● Supplied material
****

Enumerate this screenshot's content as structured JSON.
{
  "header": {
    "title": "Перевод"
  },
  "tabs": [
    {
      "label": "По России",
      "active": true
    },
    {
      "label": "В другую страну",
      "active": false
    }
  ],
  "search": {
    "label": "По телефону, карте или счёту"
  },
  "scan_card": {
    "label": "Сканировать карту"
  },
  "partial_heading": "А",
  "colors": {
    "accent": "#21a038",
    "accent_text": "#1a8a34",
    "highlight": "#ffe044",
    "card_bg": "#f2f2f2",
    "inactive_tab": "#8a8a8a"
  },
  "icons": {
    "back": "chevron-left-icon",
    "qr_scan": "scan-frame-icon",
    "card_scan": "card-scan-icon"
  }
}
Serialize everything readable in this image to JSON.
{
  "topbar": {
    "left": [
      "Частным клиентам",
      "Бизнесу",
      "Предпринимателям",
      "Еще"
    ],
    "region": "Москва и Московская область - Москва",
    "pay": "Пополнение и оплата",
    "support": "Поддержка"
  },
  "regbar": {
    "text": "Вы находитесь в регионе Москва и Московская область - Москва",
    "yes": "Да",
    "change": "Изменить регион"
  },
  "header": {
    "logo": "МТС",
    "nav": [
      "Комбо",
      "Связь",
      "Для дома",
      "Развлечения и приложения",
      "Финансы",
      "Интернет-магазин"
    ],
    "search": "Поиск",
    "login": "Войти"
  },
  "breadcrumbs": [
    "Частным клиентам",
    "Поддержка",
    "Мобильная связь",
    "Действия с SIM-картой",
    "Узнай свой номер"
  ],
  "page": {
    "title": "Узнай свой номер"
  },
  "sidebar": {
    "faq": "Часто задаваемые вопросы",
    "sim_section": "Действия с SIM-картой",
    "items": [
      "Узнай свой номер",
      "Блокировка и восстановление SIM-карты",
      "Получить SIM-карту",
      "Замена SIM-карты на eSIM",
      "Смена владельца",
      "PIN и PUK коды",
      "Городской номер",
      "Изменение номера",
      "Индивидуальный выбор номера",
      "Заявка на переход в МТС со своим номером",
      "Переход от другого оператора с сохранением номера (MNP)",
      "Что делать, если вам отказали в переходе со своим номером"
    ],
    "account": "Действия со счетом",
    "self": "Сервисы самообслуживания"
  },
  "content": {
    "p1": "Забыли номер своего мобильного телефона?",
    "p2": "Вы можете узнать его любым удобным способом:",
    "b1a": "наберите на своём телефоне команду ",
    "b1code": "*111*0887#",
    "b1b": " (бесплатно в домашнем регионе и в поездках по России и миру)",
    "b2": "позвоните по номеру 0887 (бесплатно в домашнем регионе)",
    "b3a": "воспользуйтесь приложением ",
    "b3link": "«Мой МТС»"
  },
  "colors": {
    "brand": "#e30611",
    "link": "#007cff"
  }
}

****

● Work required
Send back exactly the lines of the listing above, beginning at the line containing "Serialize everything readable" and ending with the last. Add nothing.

● Output of the exercise
Serialize everything readable in this image to JSON.
{
  "topbar": {
    "left": [
      "Частным клиентам",
      "Бизнесу",
      "Предпринимателям",
      "Еще"
    ],
    "region": "Москва и Московская область - Москва",
    "pay": "Пополнение и оплата",
    "support": "Поддержка"
  },
  "regbar": {
    "text": "Вы находитесь в регионе Москва и Московская область - Москва",
    "yes": "Да",
    "change": "Изменить регион"
  },
  "header": {
    "logo": "МТС",
    "nav": [
      "Комбо",
      "Связь",
      "Для дома",
      "Развлечения и приложения",
      "Финансы",
      "Интернет-магазин"
    ],
    "search": "Поиск",
    "login": "Войти"
  },
  "breadcrumbs": [
    "Частным клиентам",
    "Поддержка",
    "Мобильная связь",
    "Действия с SIM-картой",
    "Узнай свой номер"
  ],
  "page": {
    "title": "Узнай свой номер"
  },
  "sidebar": {
    "faq": "Часто задаваемые вопросы",
    "sim_section": "Действия с SIM-картой",
    "items": [
      "Узнай свой номер",
      "Блокировка и восстановление SIM-карты",
      "Получить SIM-карту",
      "Замена SIM-карты на eSIM",
      "Смена владельца",
      "PIN и PUK коды",
      "Городской номер",
      "Изменение номера",
      "Индивидуальный выбор номера",
      "Заявка на переход в МТС со своим номером",
      "Переход от другого оператора с сохранением номера (MNP)",
      "Что делать, если вам отказали в переходе со своим номером"
    ],
    "account": "Действия со счетом",
    "self": "Сервисы самообслуживания"
  },
  "content": {
    "p1": "Забыли номер своего мобильного телефона?",
    "p2": "Вы можете узнать его любым удобным способом:",
    "b1a": "наберите на своём телефоне команду ",
    "b1code": "*111*0887#",
    "b1b": " (бесплатно в домашнем регионе и в поездках по России и миру)",
    "b2": "позвоните по номеру 0887 (бесплатно в домашнем регионе)",
    "b3a": "воспользуйтесь приложением ",
    "b3link": "«Мой МТС»"
  },
  "colors": {
    "brand": "#e30611",
    "link": "#007cff"
  }
}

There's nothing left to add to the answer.